Input data:

▬▬▬▬▬▬▬▬▬▬

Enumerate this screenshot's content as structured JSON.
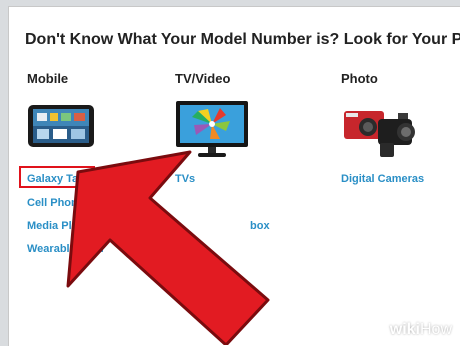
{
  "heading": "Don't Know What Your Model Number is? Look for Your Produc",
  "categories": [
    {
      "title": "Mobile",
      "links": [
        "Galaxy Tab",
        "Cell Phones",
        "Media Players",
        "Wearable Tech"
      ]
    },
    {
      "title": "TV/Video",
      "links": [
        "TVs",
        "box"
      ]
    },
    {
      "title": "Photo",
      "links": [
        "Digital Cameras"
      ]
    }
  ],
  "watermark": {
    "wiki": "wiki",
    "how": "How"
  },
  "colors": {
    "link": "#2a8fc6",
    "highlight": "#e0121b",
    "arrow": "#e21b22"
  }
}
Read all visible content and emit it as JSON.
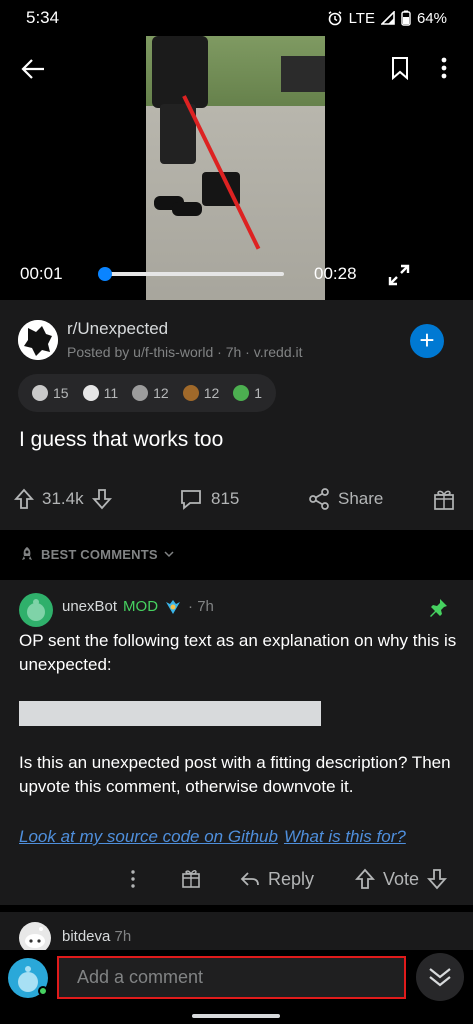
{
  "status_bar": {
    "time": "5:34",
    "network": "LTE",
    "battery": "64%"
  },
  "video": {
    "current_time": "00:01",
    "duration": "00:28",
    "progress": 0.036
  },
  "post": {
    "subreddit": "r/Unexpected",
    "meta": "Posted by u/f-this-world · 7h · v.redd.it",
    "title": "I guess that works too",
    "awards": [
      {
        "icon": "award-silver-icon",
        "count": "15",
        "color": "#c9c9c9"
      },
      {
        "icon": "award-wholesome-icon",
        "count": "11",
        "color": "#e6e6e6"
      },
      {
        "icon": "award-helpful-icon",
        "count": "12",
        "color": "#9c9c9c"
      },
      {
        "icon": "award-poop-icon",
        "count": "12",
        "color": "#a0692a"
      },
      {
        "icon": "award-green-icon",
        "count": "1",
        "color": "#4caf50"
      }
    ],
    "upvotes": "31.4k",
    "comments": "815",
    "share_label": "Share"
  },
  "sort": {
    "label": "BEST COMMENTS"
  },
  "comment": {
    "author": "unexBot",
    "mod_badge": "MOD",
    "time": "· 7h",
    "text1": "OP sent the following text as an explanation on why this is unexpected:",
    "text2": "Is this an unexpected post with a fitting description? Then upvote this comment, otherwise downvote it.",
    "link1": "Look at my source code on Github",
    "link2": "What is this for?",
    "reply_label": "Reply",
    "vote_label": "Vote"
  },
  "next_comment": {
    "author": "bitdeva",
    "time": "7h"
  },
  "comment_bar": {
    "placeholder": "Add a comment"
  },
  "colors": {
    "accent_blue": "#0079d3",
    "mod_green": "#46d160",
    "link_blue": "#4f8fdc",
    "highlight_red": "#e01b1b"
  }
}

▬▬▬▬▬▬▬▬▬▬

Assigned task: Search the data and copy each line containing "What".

Finished task:
  "heading": "Don't Know What Your Model Number is? Look for Your Produc",
    "link2": "What is this for?",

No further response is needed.